Wichita Police are investigating the case of a one-year-old found left alone in an apartment closet Tuesday with no air conditioning.
Police say they've seen several cases like this in recent weeks. The experts say sometime the parents don't know any better. Many parents might have a hard time understanding this parenting expert's opinion. But she says some parents don't realize the harm they're causing when they make certain decisions.
"Who knows what could've happened," said Mike Zimmerman, one of two maintenance workers who found the child. "I mean, he was in there with no bottle, no juice, no water."
Zimmerman entered the apartment to check on air conditioning repairs. It was 90-plus degrees inside. That's when he found the baby boy on the floor of a closet.
Police say when the child's mother returned she didn't understand what she'd done wrong. They say she'd taken the father to work and says she was only gone for 30 minutes. Police say she said she's done this on a daily basis. Police say that's unacceptable.
"Some things seem so obvious that aren't really that obvious until you've been trained," said Melanie Miller Garrett, a clinical social worker and parenting expert.
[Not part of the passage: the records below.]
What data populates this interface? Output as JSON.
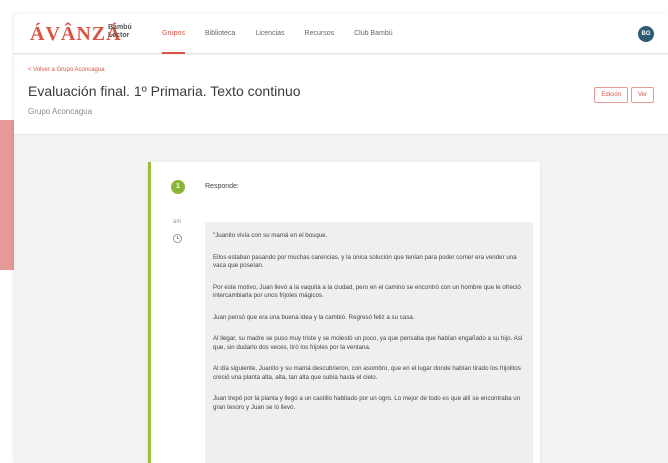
{
  "app": {
    "logo": "ÁVÂNZÁ",
    "logo_sub": "Bambú Lector"
  },
  "nav": {
    "items": [
      "Grupos",
      "Biblioteca",
      "Licencias",
      "Recursos",
      "Club Bambú"
    ],
    "active_index": 0
  },
  "user": {
    "initials": "BG"
  },
  "header": {
    "back_link": "< Volver a Grupo Aconcagua",
    "title": "Evaluación final. 1º Primaria. Texto continuo",
    "subtitle": "Grupo Aconcagua",
    "buttons": {
      "edicion": "Edición",
      "ver": "Ver"
    }
  },
  "question": {
    "step": "1",
    "side_label": "am",
    "prompt": "Responde:",
    "paragraphs": [
      "\"Juanito vivía con su mamá en el bosque.",
      "Ellos estaban pasando por muchas carencias, y la única solución que tenían para poder comer era vender una vaca que poseían.",
      "Por este motivo, Juan llevó a la vaquita a la ciudad, pero en el camino se encontró con un hombre que le ofreció intercambiarla por unos frijoles mágicos.",
      "Juan pensó que era una buena idea y la cambió. Regresó feliz a su casa.",
      "Al llegar, su madre se puso muy triste y se molestó un poco, ya que pensaba que habían engañado a su hijo. Así que, sin dudarlo dos veces, tiró los frijoles por la ventana.",
      "Al día siguiente, Juanito y su mamá descubrieron, con asombro, que en el lugar donde habían tirado los frijolitos creció una planta alta, alta, tan alta que subía hasta el cielo.",
      "Juan trepó por la planta y llegó a un castillo habitado por un ogro. Lo mejor de todo es que allí se encontraba un gran tesoro y Juan se lo llevó."
    ]
  },
  "colors": {
    "brand": "#d95545",
    "success": "#8bb534",
    "accent_strip": "#e59a97"
  }
}
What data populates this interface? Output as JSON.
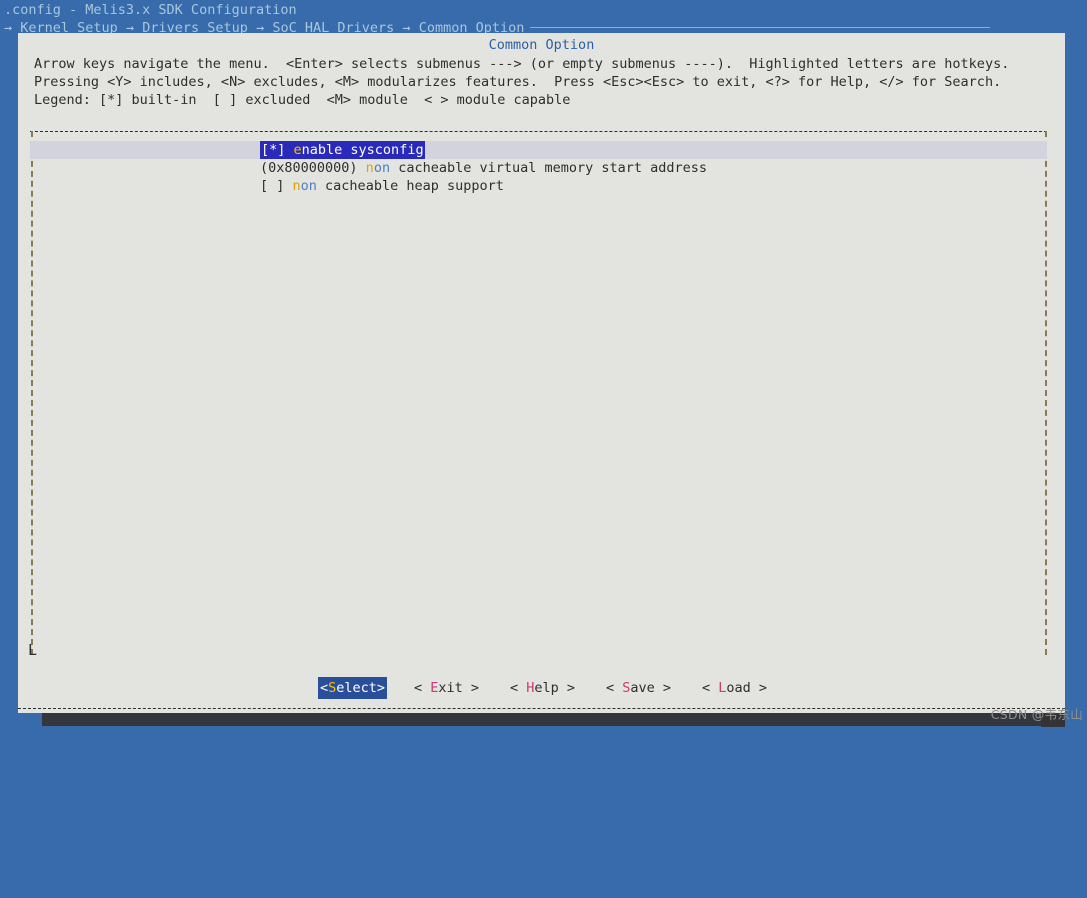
{
  "header": {
    "title": ".config - Melis3.x SDK Configuration",
    "breadcrumb": [
      "Kernel Setup",
      "Drivers Setup",
      "SoC HAL Drivers",
      "Common Option"
    ],
    "breadcrumb_separator": "→"
  },
  "dialog": {
    "title": "Common Option",
    "help_lines": [
      "Arrow keys navigate the menu.  <Enter> selects submenus ---> (or empty submenus ----).  Highlighted letters are hotkeys.",
      "Pressing <Y> includes, <N> excludes, <M> modularizes features.  Press <Esc><Esc> to exit, <?> for Help, </> for Search.",
      "Legend: [*] built-in  [ ] excluded  <M> module  < > module capable"
    ]
  },
  "menu": {
    "items": [
      {
        "prefix": "[*] ",
        "hotkey": "e",
        "hotkey_color": "yellow",
        "rest": "nable sysconfig",
        "selected": true,
        "full_text": "[*] enable sysconfig"
      },
      {
        "prefix": "(0x80000000) ",
        "hotkey": "n",
        "hotkey_color": "yellow",
        "blue_part": "on",
        "rest": " cacheable virtual memory start address",
        "selected": false,
        "full_text": "(0x80000000) non cacheable virtual memory start address"
      },
      {
        "prefix": "[ ] ",
        "hotkey": "n",
        "hotkey_color": "yellow",
        "blue_part": "on",
        "rest": " cacheable heap support",
        "selected": false,
        "full_text": "[ ] non cacheable heap support"
      }
    ]
  },
  "buttons": [
    {
      "open": "<",
      "hotkey": "S",
      "label_rest": "elect",
      "close": ">",
      "active": true,
      "text": "<Select>"
    },
    {
      "open": "< ",
      "hotkey": "E",
      "label_rest": "xit",
      "close": " >",
      "active": false,
      "text": "< Exit >"
    },
    {
      "open": "< ",
      "hotkey": "H",
      "label_rest": "elp",
      "close": " >",
      "active": false,
      "text": "< Help >"
    },
    {
      "open": "< ",
      "hotkey": "S",
      "label_rest": "ave",
      "close": " >",
      "active": false,
      "text": "< Save >"
    },
    {
      "open": "< ",
      "hotkey": "L",
      "label_rest": "oad",
      "close": " >",
      "active": false,
      "text": "< Load >"
    }
  ],
  "watermark": "CSDN @韦东山",
  "colors": {
    "terminal_blue": "#376bab",
    "dialog_bg": "#e3e4df",
    "title_blue": "#2b5fa8",
    "selection_blue": "#2a2aba",
    "selection_band": "#d3d3de",
    "hotkey_yellow": "#e0a400",
    "hotkey_pink": "#c83a72",
    "text_blue": "#4a7fc1",
    "text_dark": "#2e2e2e",
    "header_text": "#a9c7dd"
  }
}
Miller Garrett says many parents don't having proper training. They either didn't have good home lives when they were young or they don't have anyone they can ask for help now.
"I think parents have so many competing responsibilities they think, 'Well, when they sleep, I can just run that errand. I can just get that done," Miller Garrett describes.
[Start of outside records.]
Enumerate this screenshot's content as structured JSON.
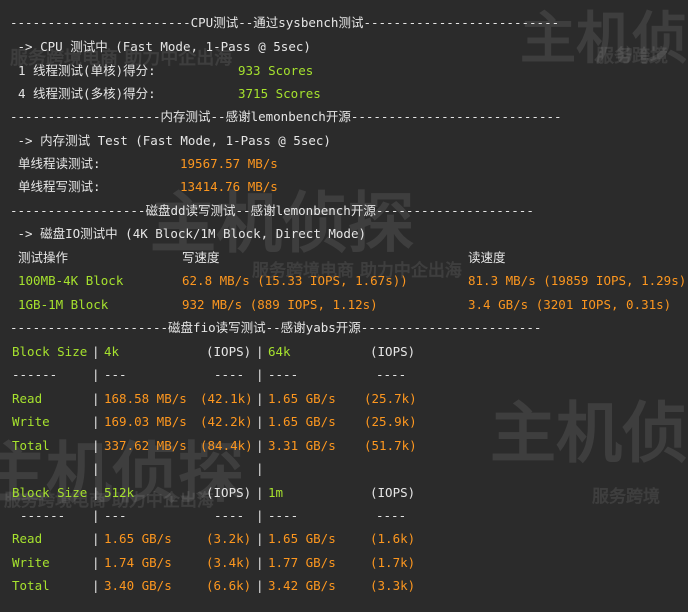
{
  "watermarks": {
    "brand_big": "主机侦探",
    "brand_small": "服务跨境电商 助力中企出海",
    "short_small": "服务跨境"
  },
  "cpu": {
    "header": "------------------------CPU测试--通过sysbench测试--------------------------",
    "mode": " -> CPU 测试中 (Fast Mode, 1-Pass @ 5sec)",
    "single_label": "1 线程测试(单核)得分:",
    "single_value": "933 Scores",
    "multi_label": "4 线程测试(多核)得分:",
    "multi_value": "3715 Scores"
  },
  "memory": {
    "header": "--------------------内存测试--感谢lemonbench开源----------------------------",
    "mode": " -> 内存测试 Test (Fast Mode, 1-Pass @ 5sec)",
    "read_label": "单线程读测试:",
    "read_value": "19567.57 MB/s",
    "write_label": "单线程写测试:",
    "write_value": "13414.76 MB/s"
  },
  "disk_dd": {
    "header": "------------------磁盘dd读写测试--感谢lemonbench开源---------------------",
    "mode": " -> 磁盘IO测试中 (4K Block/1M Block, Direct Mode)",
    "col_op": "测试操作",
    "col_write": "写速度",
    "col_read": "读速度",
    "rows": [
      {
        "op": "100MB-4K Block",
        "write": "62.8 MB/s (15.33 IOPS, 1.67s))",
        "read": "81.3 MB/s (19859 IOPS, 1.29s)"
      },
      {
        "op": "1GB-1M Block",
        "write": "932 MB/s (889 IOPS, 1.12s)",
        "read": "3.4 GB/s (3201 IOPS, 0.31s)"
      }
    ]
  },
  "disk_fio": {
    "header": "---------------------磁盘fio读写测试--感谢yabs开源------------------------",
    "tables": [
      {
        "head": {
          "label": "Block Size",
          "bs1": "4k",
          "iops1": "(IOPS)",
          "bs2": "64k",
          "iops2": "(IOPS)"
        },
        "sep": {
          "label": "------",
          "bs1": "---",
          "iops1": "----",
          "bs2": "----",
          "iops2": "----"
        },
        "rows": [
          {
            "label": "Read",
            "v1": "168.58 MB/s",
            "i1": "(42.1k)",
            "v2": "1.65 GB/s",
            "i2": "(25.7k)"
          },
          {
            "label": "Write",
            "v1": "169.03 MB/s",
            "i1": "(42.2k)",
            "v2": "1.65 GB/s",
            "i2": "(25.9k)"
          },
          {
            "label": "Total",
            "v1": "337.62 MB/s",
            "i1": "(84.4k)",
            "v2": "3.31 GB/s",
            "i2": "(51.7k)"
          }
        ]
      },
      {
        "head": {
          "label": "Block Size",
          "bs1": "512k",
          "iops1": "(IOPS)",
          "bs2": "1m",
          "iops2": "(IOPS)"
        },
        "sep": {
          "label": "------",
          "bs1": "---",
          "iops1": "----",
          "bs2": "----",
          "iops2": "----"
        },
        "rows": [
          {
            "label": "Read",
            "v1": "1.65 GB/s",
            "i1": "(3.2k)",
            "v2": "1.65 GB/s",
            "i2": "(1.6k)"
          },
          {
            "label": "Write",
            "v1": "1.74 GB/s",
            "i1": "(3.4k)",
            "v2": "1.77 GB/s",
            "i2": "(1.7k)"
          },
          {
            "label": "Total",
            "v1": "3.40 GB/s",
            "i1": "(6.6k)",
            "v2": "3.42 GB/s",
            "i2": "(3.3k)"
          }
        ]
      }
    ]
  }
}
Joyce Warin deals with the result of serious parenting mistakes. She's a foster parent. She says sometimes the signs of neglect or abuse can be subtle. But, if a child's reactions seem off, pay attention.
"I've never seen a kid that didn't go through the toy department that didn't want something," Warin said. "When I see one that goes through the toy department and they're just... they go through and they don't ask for this, they don't want to see that, they don't want to touch this. They don't. Why?"
Zimmerman felt the same way when he opened that closet door.
"He wasn't crying or anything. He was just laying there," Zimmerman said about the baby boy.
The child is now with his grandparents. There's no word yet on charges but police say if the parents get custody again there will be education offered first.
Miller Garrett says the key is parental training, learning to always think about what's best for the child and the child's safety. There are a number of free parenting classes offered here in Wichita. A quick call to the United Way's 211 hotline can put you in contact with one of them.
If you think you know of a child who's being abused or neglected you can call the state hotline at 1-800-922-5330. It's staffed 24/7.